Two out of three adults in this country have high cholesterol. It’s Cholesterol Education Month and Williams Bros. Health Care Pharmacy wants everyone to be aware of their cholesterol numbers and know what they can do about them.
What is cholesterol? Cholesterol is a naturally occurring waxy, fat-like substance that your body uses as a source of energy. Cholesterol is also a storage unit for energy. Fat/cholesterol helps to regulate cell membranes and helps regulate what is going into and going out of your body’s cells. Your body uses cholesterol to make and regulate many important substances including estrogen and testosterone and vitamin D. So yes, your body needs some cholesterol and a healthy type of cholesterol, but it’ all about having the right amount of the right kind.

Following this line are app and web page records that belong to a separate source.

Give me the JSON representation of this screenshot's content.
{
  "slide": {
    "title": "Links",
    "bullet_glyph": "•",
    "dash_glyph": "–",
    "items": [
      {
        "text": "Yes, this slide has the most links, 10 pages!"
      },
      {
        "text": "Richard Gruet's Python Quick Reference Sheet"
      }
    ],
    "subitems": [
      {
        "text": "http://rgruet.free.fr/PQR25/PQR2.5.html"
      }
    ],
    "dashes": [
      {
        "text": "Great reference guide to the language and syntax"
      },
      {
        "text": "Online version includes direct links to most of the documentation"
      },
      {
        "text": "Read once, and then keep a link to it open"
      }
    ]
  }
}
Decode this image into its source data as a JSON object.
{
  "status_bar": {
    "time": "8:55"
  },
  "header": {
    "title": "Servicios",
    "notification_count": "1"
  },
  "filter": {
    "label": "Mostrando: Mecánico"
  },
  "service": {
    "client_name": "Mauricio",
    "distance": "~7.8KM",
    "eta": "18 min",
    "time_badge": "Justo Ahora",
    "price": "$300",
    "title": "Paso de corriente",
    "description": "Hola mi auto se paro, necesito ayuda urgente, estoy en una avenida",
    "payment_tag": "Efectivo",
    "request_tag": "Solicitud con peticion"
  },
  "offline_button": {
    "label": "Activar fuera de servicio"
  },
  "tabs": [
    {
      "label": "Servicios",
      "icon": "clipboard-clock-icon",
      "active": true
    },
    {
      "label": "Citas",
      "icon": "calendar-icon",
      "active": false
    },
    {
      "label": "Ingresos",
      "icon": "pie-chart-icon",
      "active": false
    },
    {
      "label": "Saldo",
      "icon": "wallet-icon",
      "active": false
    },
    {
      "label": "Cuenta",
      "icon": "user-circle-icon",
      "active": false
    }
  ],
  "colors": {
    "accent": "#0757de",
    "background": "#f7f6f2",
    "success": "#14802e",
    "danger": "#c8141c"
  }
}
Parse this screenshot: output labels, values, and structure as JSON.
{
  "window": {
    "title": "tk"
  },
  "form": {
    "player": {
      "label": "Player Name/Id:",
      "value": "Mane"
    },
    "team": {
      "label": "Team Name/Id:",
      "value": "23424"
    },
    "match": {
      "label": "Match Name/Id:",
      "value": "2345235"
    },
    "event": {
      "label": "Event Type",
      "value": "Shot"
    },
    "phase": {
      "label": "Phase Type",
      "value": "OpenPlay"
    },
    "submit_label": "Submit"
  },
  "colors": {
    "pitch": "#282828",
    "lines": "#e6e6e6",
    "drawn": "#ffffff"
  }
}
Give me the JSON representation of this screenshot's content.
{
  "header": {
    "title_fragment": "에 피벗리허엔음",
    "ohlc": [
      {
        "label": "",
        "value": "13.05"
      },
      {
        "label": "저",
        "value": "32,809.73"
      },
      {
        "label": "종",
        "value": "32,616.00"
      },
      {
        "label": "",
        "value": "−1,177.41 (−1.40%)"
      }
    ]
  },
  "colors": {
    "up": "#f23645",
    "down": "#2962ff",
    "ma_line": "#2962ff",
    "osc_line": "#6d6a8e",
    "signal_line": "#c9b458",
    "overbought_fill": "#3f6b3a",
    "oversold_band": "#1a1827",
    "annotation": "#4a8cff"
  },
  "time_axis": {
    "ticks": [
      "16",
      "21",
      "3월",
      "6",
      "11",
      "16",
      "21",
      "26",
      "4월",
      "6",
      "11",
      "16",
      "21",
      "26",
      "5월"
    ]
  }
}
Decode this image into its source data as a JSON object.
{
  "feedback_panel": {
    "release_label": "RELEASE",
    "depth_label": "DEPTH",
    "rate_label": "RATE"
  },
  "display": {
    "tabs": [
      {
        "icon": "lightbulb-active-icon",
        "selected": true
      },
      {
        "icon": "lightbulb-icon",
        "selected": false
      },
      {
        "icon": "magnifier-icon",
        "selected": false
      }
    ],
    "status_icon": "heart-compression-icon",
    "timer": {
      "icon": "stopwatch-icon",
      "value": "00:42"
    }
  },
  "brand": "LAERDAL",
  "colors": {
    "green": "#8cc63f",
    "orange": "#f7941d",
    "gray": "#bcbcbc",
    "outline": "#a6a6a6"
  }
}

LDL versus HDL; what is the difference and what you need to know? When people talk about having high cholesterol, they are usually referring to having or high LDL. Low density lipoprotein (LDL) is the “bad” cholesterol. Having a high LDL level can cause fats to build up on the walls of your arteries restricting blood flow and leading to heart disease and stroke. We hear a lot about these to health problems being a large and still growing problem in our country and they are some of the biggest cause of death and disability for both men and women.
LDL is different from HDL. High density lipoprotein (HDL) is the “good” cholesterol. HDL are microscopic blobs in the bloodstream that cruise the bloodstream like a little janitor removing harmful bad cholesterol from where it doesn’t belong. Those little HDL janitors take the bad cholesterol to our body’s recycling center (the liver) here it can be processed and dispose of. Here’s the kicker, while higher HDL levels reduce the risk for heart disease, having low HDL levels and high LDL levels increase the risk of heart issues.
Obesity and high cholesterol are a large and growing in this country. How many Americans have high LDL cholesterol? Experts tell us that an adult’s total cholesterol should be less than 170 mg/dL. But more than 102 million of American adults have cholesterol levels at or above 200 mg/dL. More than 35 million of these people have levels of 240 mg/dL or higher, sometime much, much higher.
If you diagnosed with high cholesterol, the doctor may have several different treatments and suggestions for you to lower your numbers and your risk including prescription medication.